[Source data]
◇ ◇ ◇

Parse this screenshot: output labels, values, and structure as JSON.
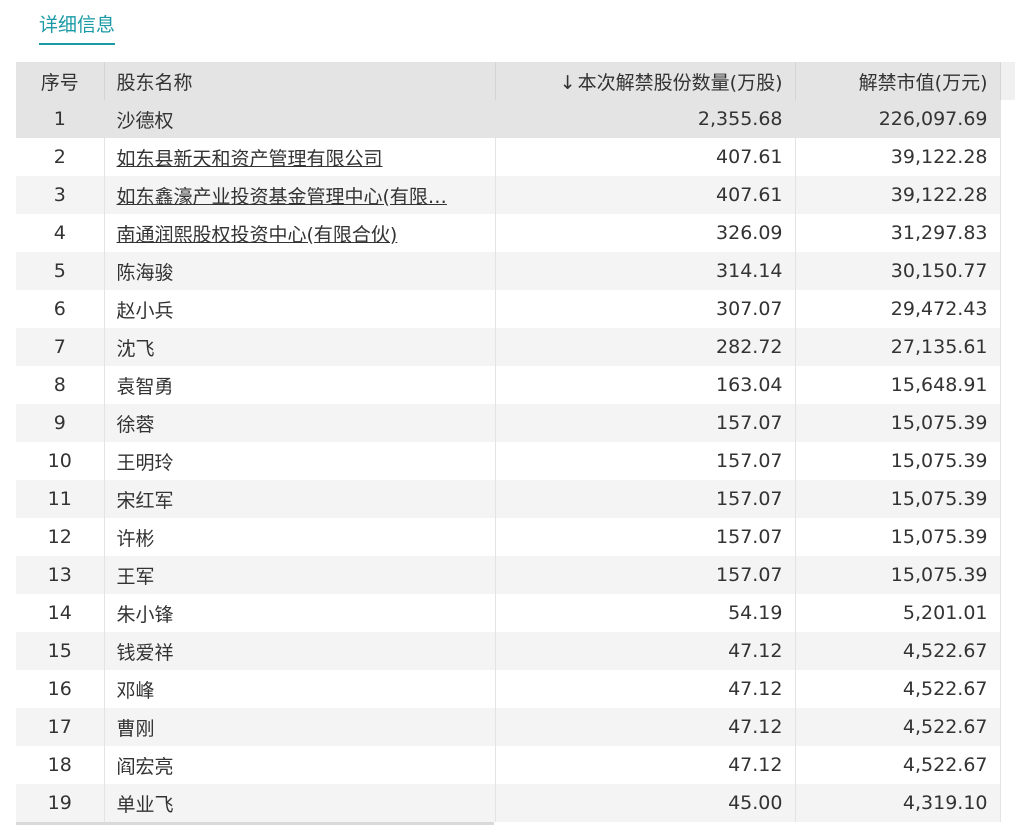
{
  "tab": {
    "label": "详细信息"
  },
  "table": {
    "headers": {
      "index": "序号",
      "name": "股东名称",
      "sort_arrow": "↓",
      "quantity": "本次解禁股份数量(万股)",
      "value": "解禁市值(万元)"
    },
    "rows": [
      {
        "index": "1",
        "name": "沙德权",
        "quantity": "2,355.68",
        "value": "226,097.69",
        "link": false,
        "selected": true
      },
      {
        "index": "2",
        "name": "如东县新天和资产管理有限公司",
        "quantity": "407.61",
        "value": "39,122.28",
        "link": true,
        "selected": false
      },
      {
        "index": "3",
        "name": "如东鑫濠产业投资基金管理中心(有限…",
        "quantity": "407.61",
        "value": "39,122.28",
        "link": true,
        "selected": false
      },
      {
        "index": "4",
        "name": "南通润熙股权投资中心(有限合伙)",
        "quantity": "326.09",
        "value": "31,297.83",
        "link": true,
        "selected": false
      },
      {
        "index": "5",
        "name": "陈海骏",
        "quantity": "314.14",
        "value": "30,150.77",
        "link": false,
        "selected": false
      },
      {
        "index": "6",
        "name": "赵小兵",
        "quantity": "307.07",
        "value": "29,472.43",
        "link": false,
        "selected": false
      },
      {
        "index": "7",
        "name": "沈飞",
        "quantity": "282.72",
        "value": "27,135.61",
        "link": false,
        "selected": false
      },
      {
        "index": "8",
        "name": "袁智勇",
        "quantity": "163.04",
        "value": "15,648.91",
        "link": false,
        "selected": false
      },
      {
        "index": "9",
        "name": "徐蓉",
        "quantity": "157.07",
        "value": "15,075.39",
        "link": false,
        "selected": false
      },
      {
        "index": "10",
        "name": "王明玲",
        "quantity": "157.07",
        "value": "15,075.39",
        "link": false,
        "selected": false
      },
      {
        "index": "11",
        "name": "宋红军",
        "quantity": "157.07",
        "value": "15,075.39",
        "link": false,
        "selected": false
      },
      {
        "index": "12",
        "name": "许彬",
        "quantity": "157.07",
        "value": "15,075.39",
        "link": false,
        "selected": false
      },
      {
        "index": "13",
        "name": "王军",
        "quantity": "157.07",
        "value": "15,075.39",
        "link": false,
        "selected": false
      },
      {
        "index": "14",
        "name": "朱小锋",
        "quantity": "54.19",
        "value": "5,201.01",
        "link": false,
        "selected": false
      },
      {
        "index": "15",
        "name": "钱爱祥",
        "quantity": "47.12",
        "value": "4,522.67",
        "link": false,
        "selected": false
      },
      {
        "index": "16",
        "name": "邓峰",
        "quantity": "47.12",
        "value": "4,522.67",
        "link": false,
        "selected": false
      },
      {
        "index": "17",
        "name": "曹刚",
        "quantity": "47.12",
        "value": "4,522.67",
        "link": false,
        "selected": false
      },
      {
        "index": "18",
        "name": "阎宏亮",
        "quantity": "47.12",
        "value": "4,522.67",
        "link": false,
        "selected": false
      },
      {
        "index": "19",
        "name": "单业飞",
        "quantity": "45.00",
        "value": "4,319.10",
        "link": false,
        "selected": false
      }
    ]
  },
  "colors": {
    "accent": "#1a9aa6",
    "header_bg": "#e4e4e4",
    "stripe_bg": "#f4f4f4"
  }
}
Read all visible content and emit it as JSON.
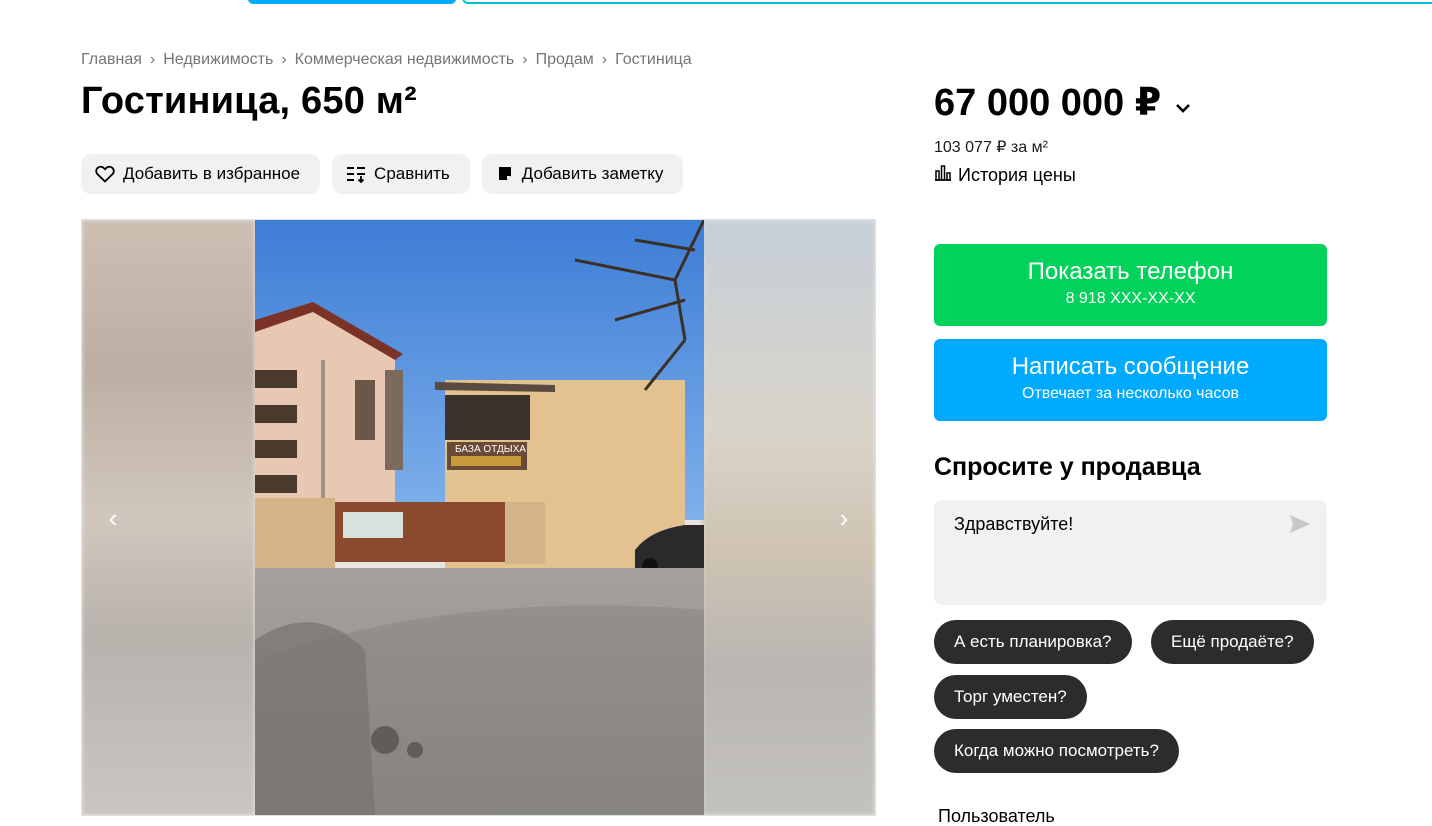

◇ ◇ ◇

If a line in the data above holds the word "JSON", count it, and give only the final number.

*TASK RESPONSE:* 2